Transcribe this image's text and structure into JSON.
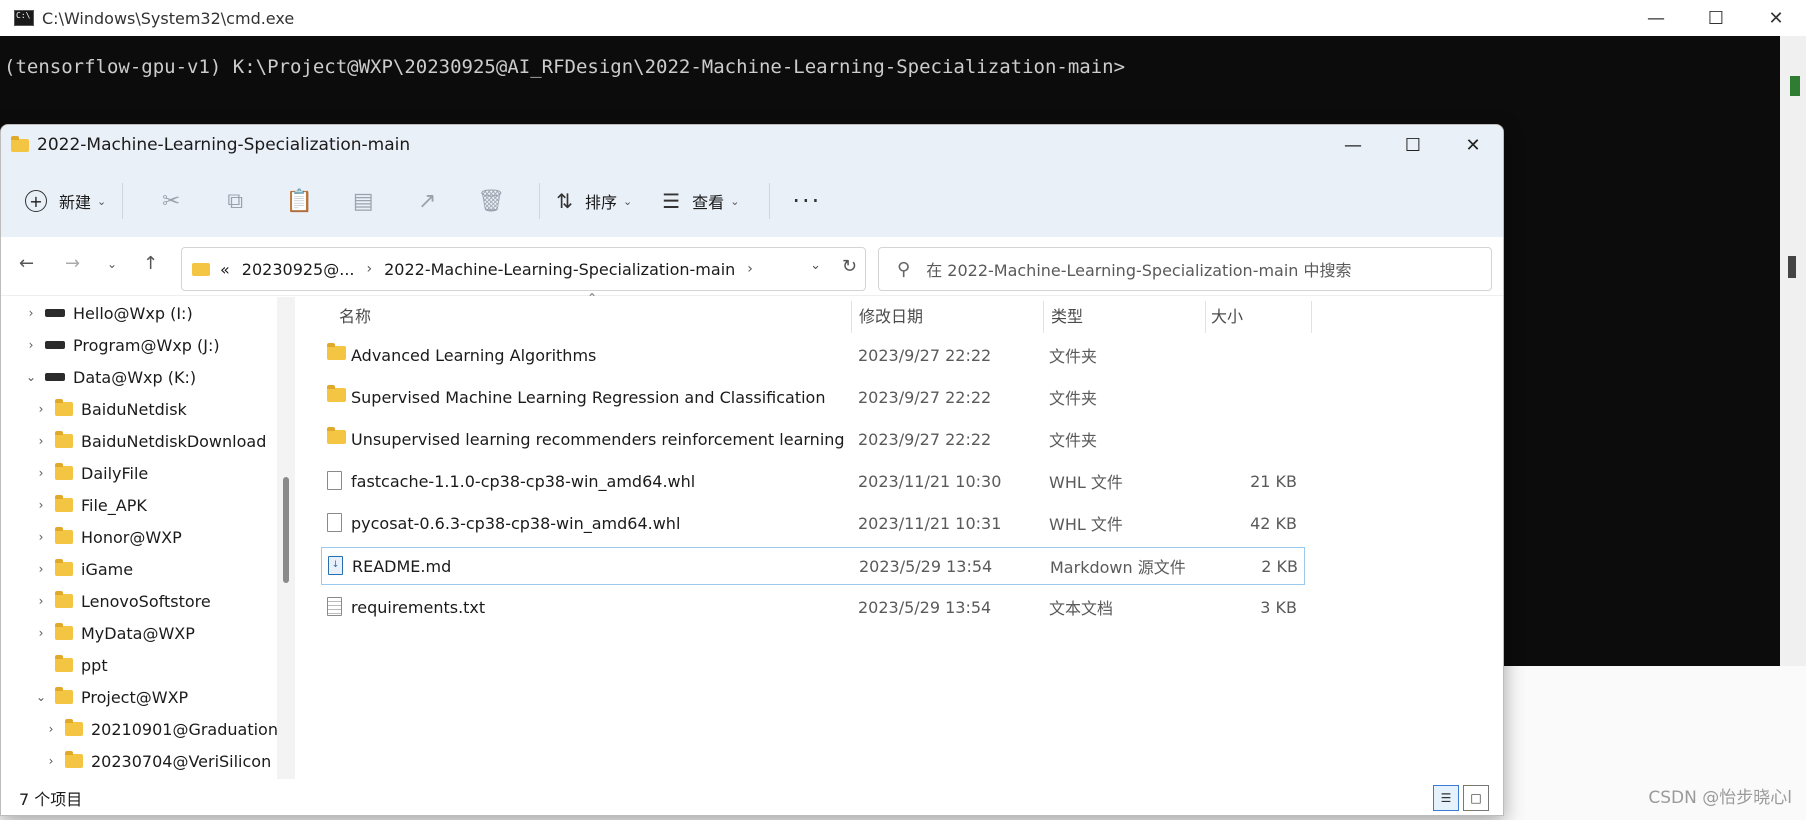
{
  "cmd": {
    "title": "C:\\Windows\\System32\\cmd.exe",
    "prompt_line": "(tensorflow-gpu-v1) K:\\Project@WXP\\20230925@AI_RFDesign\\2022-Machine-Learning-Specialization-main>"
  },
  "explorer": {
    "title": "2022-Machine-Learning-Specialization-main",
    "toolbar": {
      "new_label": "新建",
      "sort_label": "排序",
      "view_label": "查看",
      "more_label": "···"
    },
    "address": {
      "prefix": "«",
      "crumbs": [
        "20230925@...",
        "2022-Machine-Learning-Specialization-main"
      ]
    },
    "search": {
      "placeholder": "在 2022-Machine-Learning-Specialization-main 中搜索"
    },
    "nav_tree": [
      {
        "label": "Hello@Wxp (I:)"
      },
      {
        "label": "Program@Wxp (J:)"
      },
      {
        "label": "Data@Wxp (K:)"
      },
      {
        "label": "BaiduNetdisk"
      },
      {
        "label": "BaiduNetdiskDownload"
      },
      {
        "label": "DailyFile"
      },
      {
        "label": "File_APK"
      },
      {
        "label": "Honor@WXP"
      },
      {
        "label": "iGame"
      },
      {
        "label": "LenovoSoftstore"
      },
      {
        "label": "MyData@WXP"
      },
      {
        "label": "ppt"
      },
      {
        "label": "Project@WXP"
      },
      {
        "label": "20210901@Graduation"
      },
      {
        "label": "20230704@VeriSilicon"
      }
    ],
    "columns": {
      "name": "名称",
      "date": "修改日期",
      "type": "类型",
      "size": "大小"
    },
    "files": [
      {
        "name": "Advanced Learning Algorithms",
        "date": "2023/9/27 22:22",
        "type": "文件夹",
        "size": "",
        "icon": "folder-icon"
      },
      {
        "name": "Supervised Machine Learning Regression and Classification",
        "date": "2023/9/27 22:22",
        "type": "文件夹",
        "size": "",
        "icon": "folder-icon"
      },
      {
        "name": "Unsupervised learning recommenders reinforcement learning",
        "date": "2023/9/27 22:22",
        "type": "文件夹",
        "size": "",
        "icon": "folder-icon"
      },
      {
        "name": "fastcache-1.1.0-cp38-cp38-win_amd64.whl",
        "date": "2023/11/21 10:30",
        "type": "WHL 文件",
        "size": "21 KB",
        "icon": "file-icon"
      },
      {
        "name": "pycosat-0.6.3-cp38-cp38-win_amd64.whl",
        "date": "2023/11/21 10:31",
        "type": "WHL 文件",
        "size": "42 KB",
        "icon": "file-icon"
      },
      {
        "name": "README.md",
        "date": "2023/5/29 13:54",
        "type": "Markdown 源文件",
        "size": "2 KB",
        "icon": "markdown-file-icon"
      },
      {
        "name": "requirements.txt",
        "date": "2023/5/29 13:54",
        "type": "文本文档",
        "size": "3 KB",
        "icon": "text-file-icon"
      }
    ],
    "status": "7 个项目"
  },
  "watermark": "CSDN @怡步晓心l"
}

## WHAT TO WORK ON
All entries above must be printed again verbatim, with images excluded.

## EXERCISE ANSWER
Transcribe this image's text and structure into JSON.
{
  "cmd": {
    "title": "C:\\Windows\\System32\\cmd.exe",
    "prompt_line": "(tensorflow-gpu-v1) K:\\Project@WXP\\20230925@AI_RFDesign\\2022-Machine-Learning-Specialization-main>"
  },
  "explorer": {
    "title": "2022-Machine-Learning-Specialization-main",
    "toolbar": {
      "new_label": "新建",
      "sort_label": "排序",
      "view_label": "查看",
      "more_label": "···"
    },
    "address": {
      "prefix": "«",
      "crumbs": [
        "20230925@...",
        "2022-Machine-Learning-Specialization-main"
      ]
    },
    "search": {
      "placeholder": "在 2022-Machine-Learning-Specialization-main 中搜索"
    },
    "nav_tree": [
      {
        "label": "Hello@Wxp (I:)"
      },
      {
        "label": "Program@Wxp (J:)"
      },
      {
        "label": "Data@Wxp (K:)"
      },
      {
        "label": "BaiduNetdisk"
      },
      {
        "label": "BaiduNetdiskDownload"
      },
      {
        "label": "DailyFile"
      },
      {
        "label": "File_APK"
      },
      {
        "label": "Honor@WXP"
      },
      {
        "label": "iGame"
      },
      {
        "label": "LenovoSoftstore"
      },
      {
        "label": "MyData@WXP"
      },
      {
        "label": "ppt"
      },
      {
        "label": "Project@WXP"
      },
      {
        "label": "20210901@Graduation"
      },
      {
        "label": "20230704@VeriSilicon"
      }
    ],
    "columns": {
      "name": "名称",
      "date": "修改日期",
      "type": "类型",
      "size": "大小"
    },
    "files": [
      {
        "name": "Advanced Learning Algorithms",
        "date": "2023/9/27 22:22",
        "type": "文件夹",
        "size": "",
        "icon": "folder-icon"
      },
      {
        "name": "Supervised Machine Learning Regression and Classification",
        "date": "2023/9/27 22:22",
        "type": "文件夹",
        "size": "",
        "icon": "folder-icon"
      },
      {
        "name": "Unsupervised learning recommenders reinforcement learning",
        "date": "2023/9/27 22:22",
        "type": "文件夹",
        "size": "",
        "icon": "folder-icon"
      },
      {
        "name": "fastcache-1.1.0-cp38-cp38-win_amd64.whl",
        "date": "2023/11/21 10:30",
        "type": "WHL 文件",
        "size": "21 KB",
        "icon": "file-icon"
      },
      {
        "name": "pycosat-0.6.3-cp38-cp38-win_amd64.whl",
        "date": "2023/11/21 10:31",
        "type": "WHL 文件",
        "size": "42 KB",
        "icon": "file-icon"
      },
      {
        "name": "README.md",
        "date": "2023/5/29 13:54",
        "type": "Markdown 源文件",
        "size": "2 KB",
        "icon": "markdown-file-icon"
      },
      {
        "name": "requirements.txt",
        "date": "2023/5/29 13:54",
        "type": "文本文档",
        "size": "3 KB",
        "icon": "text-file-icon"
      }
    ],
    "status": "7 个项目"
  },
  "watermark": "CSDN @怡步晓心l"
}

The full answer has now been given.